§ **Exercise inputs**:
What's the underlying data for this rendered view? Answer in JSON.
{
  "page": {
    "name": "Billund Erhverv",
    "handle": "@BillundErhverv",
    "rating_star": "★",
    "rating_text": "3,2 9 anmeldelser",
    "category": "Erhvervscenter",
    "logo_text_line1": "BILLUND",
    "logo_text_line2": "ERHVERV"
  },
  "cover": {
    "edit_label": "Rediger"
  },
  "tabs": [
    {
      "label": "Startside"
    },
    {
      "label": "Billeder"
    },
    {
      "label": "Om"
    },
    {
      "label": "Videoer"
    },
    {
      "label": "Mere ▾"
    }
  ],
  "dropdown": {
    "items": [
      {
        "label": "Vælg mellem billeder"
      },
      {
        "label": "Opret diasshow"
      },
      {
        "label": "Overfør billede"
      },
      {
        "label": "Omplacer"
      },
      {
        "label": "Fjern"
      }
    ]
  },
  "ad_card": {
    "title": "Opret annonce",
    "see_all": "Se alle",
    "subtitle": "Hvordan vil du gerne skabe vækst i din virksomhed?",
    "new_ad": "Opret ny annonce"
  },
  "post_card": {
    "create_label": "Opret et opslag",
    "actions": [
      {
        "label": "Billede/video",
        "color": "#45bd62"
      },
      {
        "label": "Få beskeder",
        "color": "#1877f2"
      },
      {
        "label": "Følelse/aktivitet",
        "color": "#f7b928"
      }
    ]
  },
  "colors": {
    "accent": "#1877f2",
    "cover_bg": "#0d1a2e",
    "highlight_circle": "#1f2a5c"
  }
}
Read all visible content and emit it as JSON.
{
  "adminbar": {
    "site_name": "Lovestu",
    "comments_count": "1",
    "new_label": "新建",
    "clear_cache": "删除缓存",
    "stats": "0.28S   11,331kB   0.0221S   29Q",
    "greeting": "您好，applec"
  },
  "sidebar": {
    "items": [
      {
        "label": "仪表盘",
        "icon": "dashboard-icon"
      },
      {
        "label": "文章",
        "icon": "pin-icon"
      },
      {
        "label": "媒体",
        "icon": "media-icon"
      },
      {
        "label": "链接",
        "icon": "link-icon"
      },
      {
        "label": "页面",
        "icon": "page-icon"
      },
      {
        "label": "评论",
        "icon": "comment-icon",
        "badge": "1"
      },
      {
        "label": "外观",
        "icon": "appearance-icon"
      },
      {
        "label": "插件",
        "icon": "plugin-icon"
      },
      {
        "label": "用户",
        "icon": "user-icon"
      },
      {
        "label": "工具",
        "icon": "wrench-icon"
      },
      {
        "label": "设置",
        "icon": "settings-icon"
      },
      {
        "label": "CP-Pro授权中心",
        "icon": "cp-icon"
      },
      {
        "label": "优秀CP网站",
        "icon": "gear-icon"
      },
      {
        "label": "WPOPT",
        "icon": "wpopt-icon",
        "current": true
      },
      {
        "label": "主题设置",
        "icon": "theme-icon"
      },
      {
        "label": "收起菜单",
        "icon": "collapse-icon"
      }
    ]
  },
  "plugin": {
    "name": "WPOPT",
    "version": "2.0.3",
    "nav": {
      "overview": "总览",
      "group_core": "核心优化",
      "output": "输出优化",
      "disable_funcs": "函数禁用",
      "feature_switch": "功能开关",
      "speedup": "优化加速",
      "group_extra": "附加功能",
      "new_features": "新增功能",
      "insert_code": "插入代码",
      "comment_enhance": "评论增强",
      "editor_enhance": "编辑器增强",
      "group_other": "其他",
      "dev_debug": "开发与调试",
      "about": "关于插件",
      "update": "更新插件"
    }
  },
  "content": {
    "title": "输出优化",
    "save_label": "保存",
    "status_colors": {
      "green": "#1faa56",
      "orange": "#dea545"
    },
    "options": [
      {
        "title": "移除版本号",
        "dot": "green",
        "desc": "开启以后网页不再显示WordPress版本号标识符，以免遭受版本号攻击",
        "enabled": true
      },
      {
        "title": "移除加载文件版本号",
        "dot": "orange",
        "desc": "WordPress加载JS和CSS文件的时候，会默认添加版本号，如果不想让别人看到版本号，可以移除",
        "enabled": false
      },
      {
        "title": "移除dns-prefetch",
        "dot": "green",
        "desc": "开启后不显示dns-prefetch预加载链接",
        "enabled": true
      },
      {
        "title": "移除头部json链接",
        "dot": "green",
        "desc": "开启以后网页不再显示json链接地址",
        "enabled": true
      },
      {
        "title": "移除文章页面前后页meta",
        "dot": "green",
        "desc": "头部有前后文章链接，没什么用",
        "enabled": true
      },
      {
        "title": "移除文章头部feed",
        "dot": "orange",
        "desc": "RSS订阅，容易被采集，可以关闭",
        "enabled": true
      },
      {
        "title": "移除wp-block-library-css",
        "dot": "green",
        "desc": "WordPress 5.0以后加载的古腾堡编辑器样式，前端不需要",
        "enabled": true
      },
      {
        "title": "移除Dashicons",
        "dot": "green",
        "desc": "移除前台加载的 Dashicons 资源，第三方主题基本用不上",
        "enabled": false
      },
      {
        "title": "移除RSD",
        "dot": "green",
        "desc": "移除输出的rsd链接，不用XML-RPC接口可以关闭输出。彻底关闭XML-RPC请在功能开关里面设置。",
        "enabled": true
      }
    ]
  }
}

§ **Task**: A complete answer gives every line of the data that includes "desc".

§ **Solution for this problem**:
        "desc": "开启以后网页不再显示WordPress版本号标识符，以免遭受版本号攻击",
        "desc": "WordPress加载JS和CSS文件的时候，会默认添加版本号，如果不想让别人看到版本号，可以移除",
        "desc": "开启后不显示dns-prefetch预加载链接",
        "desc": "开启以后网页不再显示json链接地址",
        "desc": "头部有前后文章链接，没什么用",
        "desc": "RSS订阅，容易被采集，可以关闭",
        "desc": "WordPress 5.0以后加载的古腾堡编辑器样式，前端不需要",
        "desc": "移除前台加载的 Dashicons 资源，第三方主题基本用不上",
        "desc": "移除输出的rsd链接，不用XML-RPC接口可以关闭输出。彻底关闭XML-RPC请在功能开关里面设置。",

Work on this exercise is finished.